As a way to save manpower and be more sustainable, the Philadelphia suburb of Upper Dublin, Pennsylvania, has been employing a few dozen Katahdin sheep to help maintain rocky storm water basins on municipal property for the last six years.
According to a report on philly.com, the move to use goats, sheep and other grazing lifestock is growing in popularity in suburban municipalities.
The animals are usually used in areas that are difficult for human workers to access. They mow down on the invasive species.
Upper Dublin’s herd usually spends about four months circulating among properties in the county, according to the report. They’re on loan from Susan Sacks’ farm, a plot of family land about 40 minutes north in Perkiomenville.
It’s not costing Upper Dublin anything to borrow the sheep. They thrive outdoors without any shelter, and aside from a few refills of their water trough each week, the sheep are pretty much left to their own devices, the article says.
Goats are thriving about an hour away at the Lanchester Landfill, The Chester County Solid Waste Authority has maintained the goats at the property for several years that graze on 500 acres.

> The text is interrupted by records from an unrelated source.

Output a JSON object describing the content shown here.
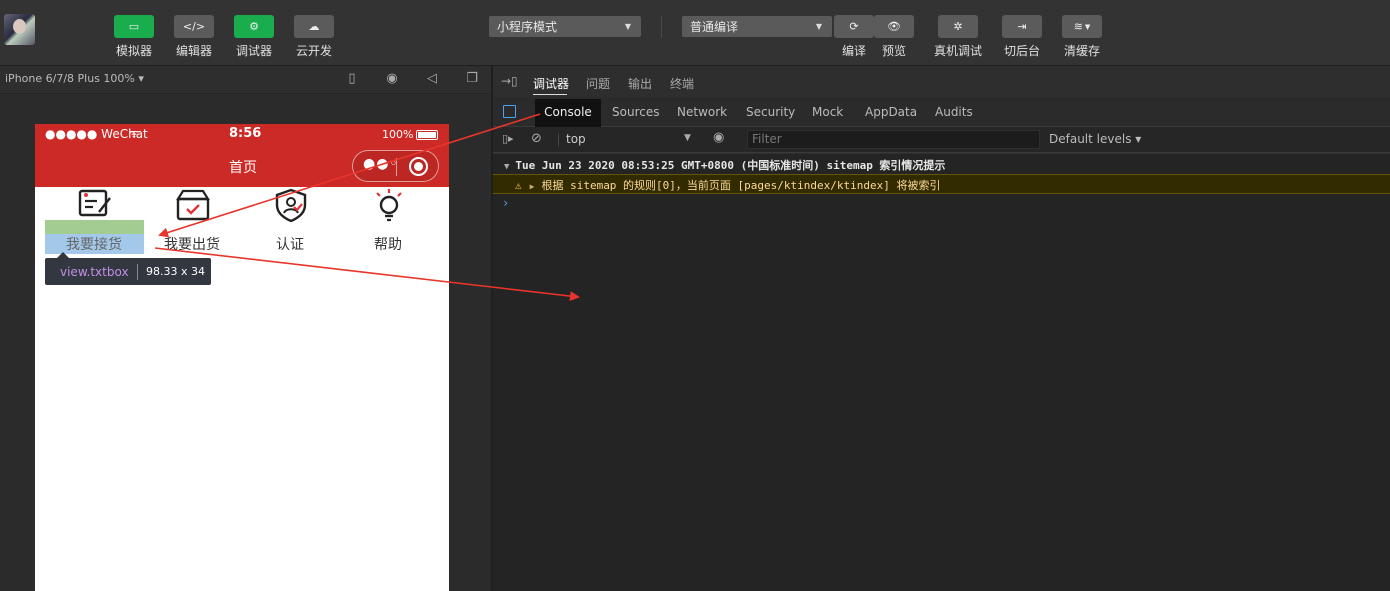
{
  "toolbar": {
    "buttons": [
      {
        "label": "模拟器",
        "icon": "phone-icon",
        "glyph": "▭"
      },
      {
        "label": "编辑器",
        "icon": "code-icon",
        "glyph": "</>"
      },
      {
        "label": "调试器",
        "icon": "debug-icon",
        "glyph": "⚙"
      },
      {
        "label": "云开发",
        "icon": "cloud-icon",
        "glyph": "☁"
      }
    ],
    "mode_select": "小程序模式",
    "compile_select": "普通编译",
    "actions": [
      {
        "label": "编译",
        "icon": "refresh-icon",
        "glyph": "⟳"
      },
      {
        "label": "预览",
        "icon": "eye-icon",
        "glyph": "👁"
      },
      {
        "label": "真机调试",
        "icon": "bug-icon",
        "glyph": "✲"
      },
      {
        "label": "切后台",
        "icon": "switch-icon",
        "glyph": "⇥"
      },
      {
        "label": "清缓存",
        "icon": "layers-icon",
        "glyph": "≋"
      }
    ]
  },
  "simulator": {
    "device": "iPhone 6/7/8 Plus 100% ▾",
    "status": {
      "carrier": "●●●●● WeChat",
      "time": "8:56",
      "battery": "100%"
    },
    "nav_title": "首页",
    "menu": [
      {
        "label": "我要接货",
        "icon": "form-icon"
      },
      {
        "label": "我要出货",
        "icon": "box-icon"
      },
      {
        "label": "认证",
        "icon": "shield-icon"
      },
      {
        "label": "帮助",
        "icon": "bulb-icon"
      }
    ],
    "tooltip": {
      "selector": "view.txtbox",
      "size": "98.33 x 34"
    }
  },
  "debugger": {
    "tabs": [
      "调试器",
      "问题",
      "输出",
      "终端"
    ],
    "active_tab": "调试器",
    "devtools_tabs": [
      "Console",
      "Sources",
      "Network",
      "Security",
      "Mock",
      "AppData",
      "Audits"
    ],
    "active_devtools_tab": "Console",
    "context": "top",
    "filter_placeholder": "Filter",
    "levels": "Default levels ▾"
  },
  "console": {
    "group_header": "Tue Jun 23 2020 08:53:25 GMT+0800 (中国标准时间) sitemap 索引情况提示",
    "warning": "根据 sitemap 的规则[0]，当前页面 [pages/ktindex/ktindex] 将被索引",
    "prompt": "›"
  },
  "colors": {
    "accent": "#1aad4e",
    "nav_red": "#cc2a27",
    "warning_bg": "#332b00",
    "arrow": "#e8352b"
  }
}
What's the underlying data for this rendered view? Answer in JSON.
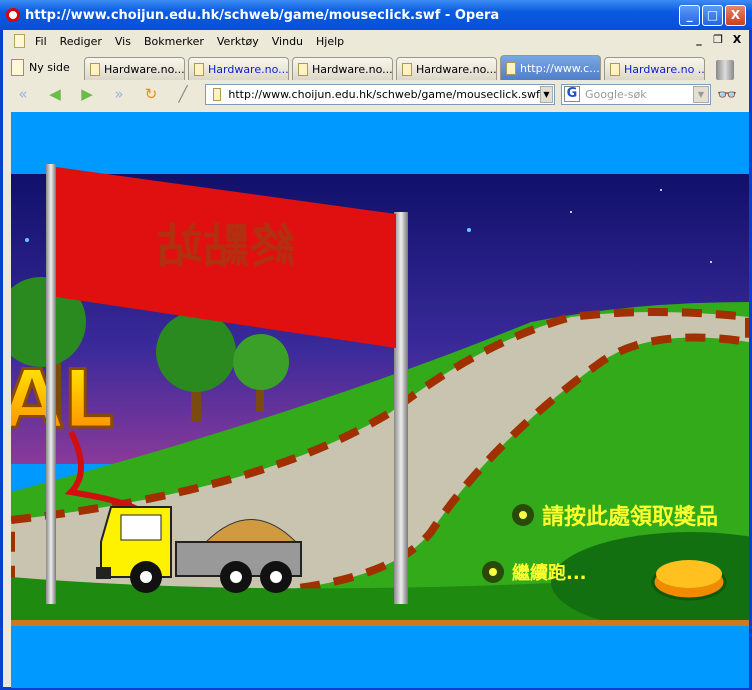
{
  "window": {
    "title": "http://www.choijun.edu.hk/schweb/game/mouseclick.swf - Opera",
    "minimize": "_",
    "maximize": "□",
    "close": "X"
  },
  "menu": [
    "Fil",
    "Rediger",
    "Vis",
    "Bokmerker",
    "Verktøy",
    "Vindu",
    "Hjelp"
  ],
  "mdi": {
    "minimize": "_",
    "restore": "❐",
    "close": "X"
  },
  "tabs": {
    "new_tab": "Ny side",
    "items": [
      {
        "label": "Hardware.no...",
        "blue": false
      },
      {
        "label": "Hardware.no...",
        "blue": true
      },
      {
        "label": "Hardware.no...",
        "blue": false
      },
      {
        "label": "Hardware.no...",
        "blue": false
      },
      {
        "label": "http://www.c...",
        "active": true
      },
      {
        "label": "Hardware.no ...",
        "blue": true
      }
    ]
  },
  "toolbar": {
    "address": "http://www.choijun.edu.hk/schweb/game/mouseclick.swf",
    "search_placeholder": "Google-søk",
    "search_engine": "G"
  },
  "game": {
    "banner_text": "終點站",
    "goal_text": "AL",
    "claim_prize": "請按此處領取獎品",
    "continue_run": "繼續跑..."
  }
}
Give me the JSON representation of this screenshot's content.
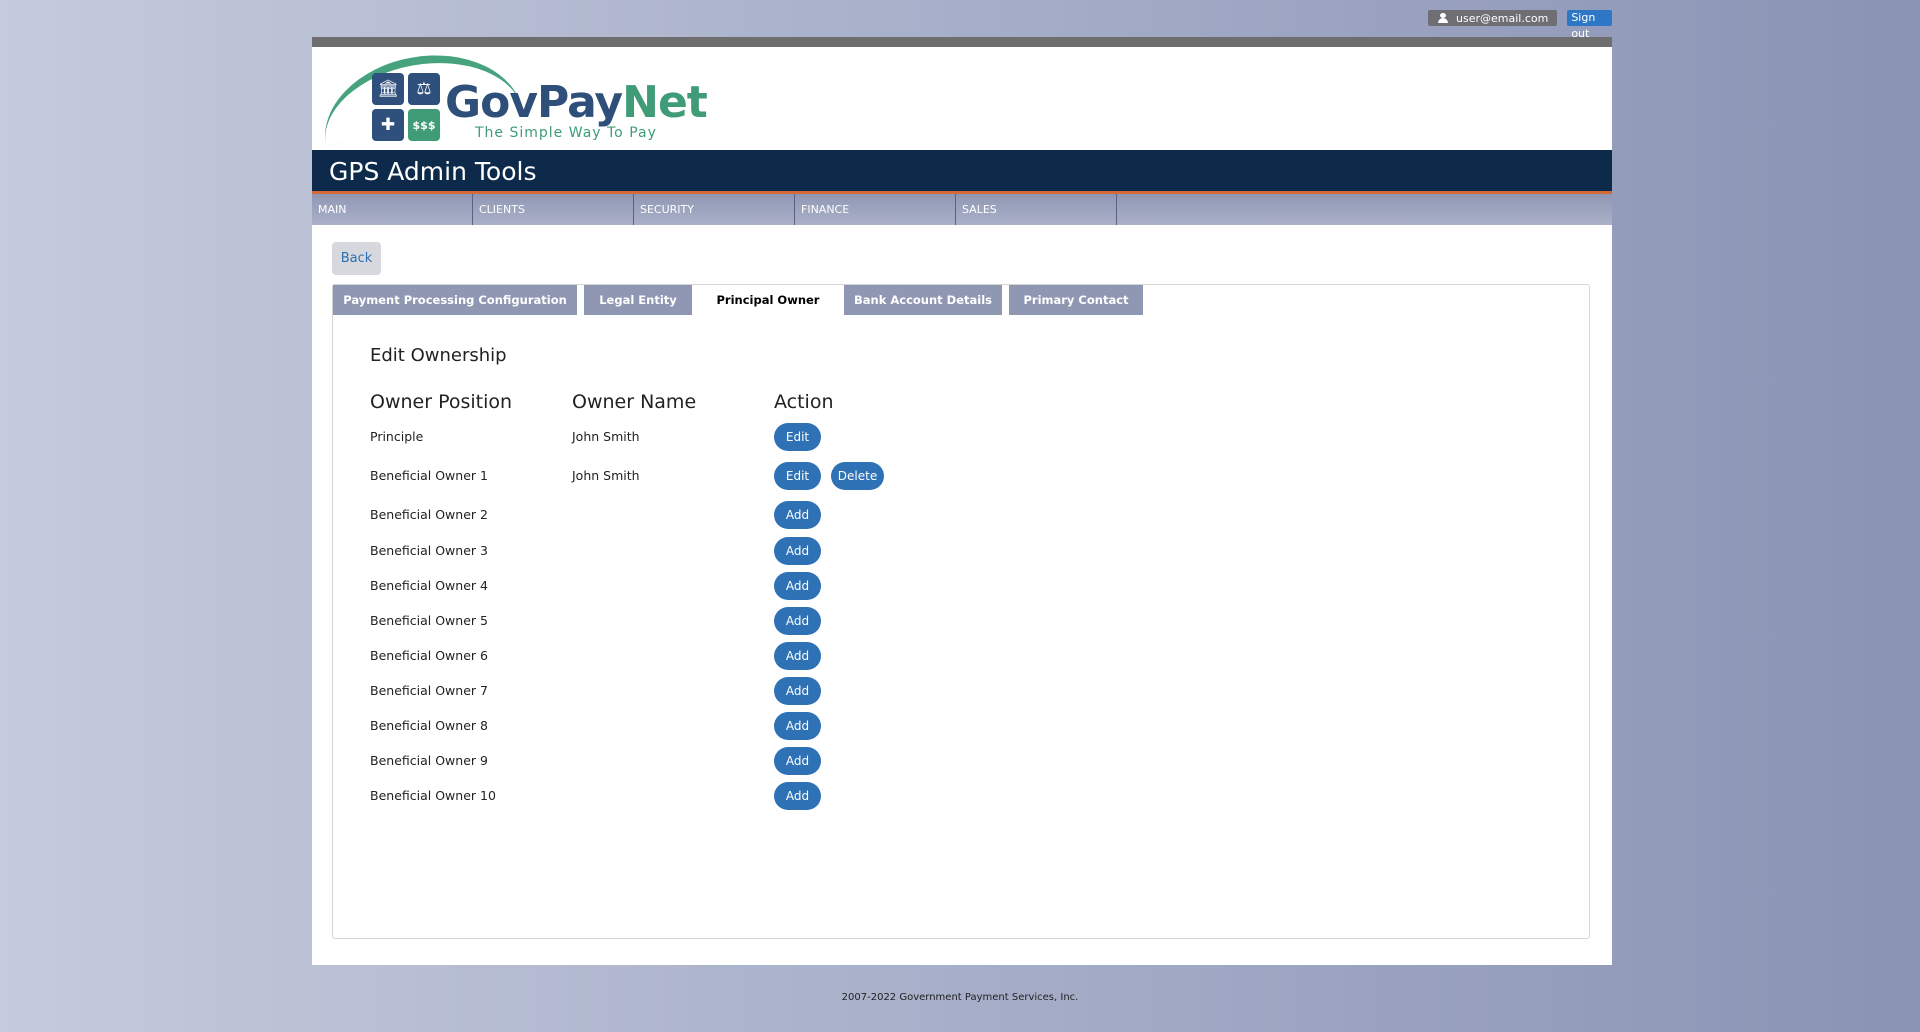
{
  "user_bar": {
    "email": "user@email.com",
    "signout": "Sign out"
  },
  "logo": {
    "name_part1": "GovPay",
    "name_part2": "Net",
    "tagline": "The Simple Way To Pay",
    "money_sign": "$$$"
  },
  "header": {
    "title": "GPS Admin Tools"
  },
  "nav": {
    "items": [
      "MAIN",
      "CLIENTS",
      "SECURITY",
      "FINANCE",
      "SALES"
    ]
  },
  "back_label": "Back",
  "tabs": [
    {
      "label": "Payment Processing Configuration",
      "active": false
    },
    {
      "label": "Legal Entity",
      "active": false
    },
    {
      "label": "Principal Owner",
      "active": true
    },
    {
      "label": "Bank Account Details",
      "active": false
    },
    {
      "label": "Primary Contact",
      "active": false
    }
  ],
  "section": {
    "title": "Edit Ownership",
    "columns": [
      "Owner Position",
      "Owner Name",
      "Action"
    ],
    "rows": [
      {
        "position": "Principle",
        "name": "John Smith",
        "actions": [
          "Edit"
        ]
      },
      {
        "position": "Beneficial Owner 1",
        "name": "John Smith",
        "actions": [
          "Edit",
          "Delete"
        ]
      },
      {
        "position": "Beneficial Owner 2",
        "name": "",
        "actions": [
          "Add"
        ]
      },
      {
        "position": "Beneficial Owner 3",
        "name": "",
        "actions": [
          "Add"
        ]
      },
      {
        "position": "Beneficial Owner 4",
        "name": "",
        "actions": [
          "Add"
        ]
      },
      {
        "position": "Beneficial Owner 5",
        "name": "",
        "actions": [
          "Add"
        ]
      },
      {
        "position": "Beneficial Owner 6",
        "name": "",
        "actions": [
          "Add"
        ]
      },
      {
        "position": "Beneficial Owner 7",
        "name": "",
        "actions": [
          "Add"
        ]
      },
      {
        "position": "Beneficial Owner 8",
        "name": "",
        "actions": [
          "Add"
        ]
      },
      {
        "position": "Beneficial Owner 9",
        "name": "",
        "actions": [
          "Add"
        ]
      },
      {
        "position": "Beneficial Owner 10",
        "name": "",
        "actions": [
          "Add"
        ]
      }
    ]
  },
  "footer": "2007-2022 Government Payment Services, Inc.",
  "colors": {
    "header_bg": "#0d2a4a",
    "accent": "#d46a38",
    "button": "#2e72b5",
    "nav_bg": "#8f97b3",
    "logo_blue": "#2e4f79",
    "logo_green": "#3f9c77"
  }
}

And Upper Merion Township, an overgrown park was cleared with about 20 goats – a cheaper alternative than using herbicides and machinery.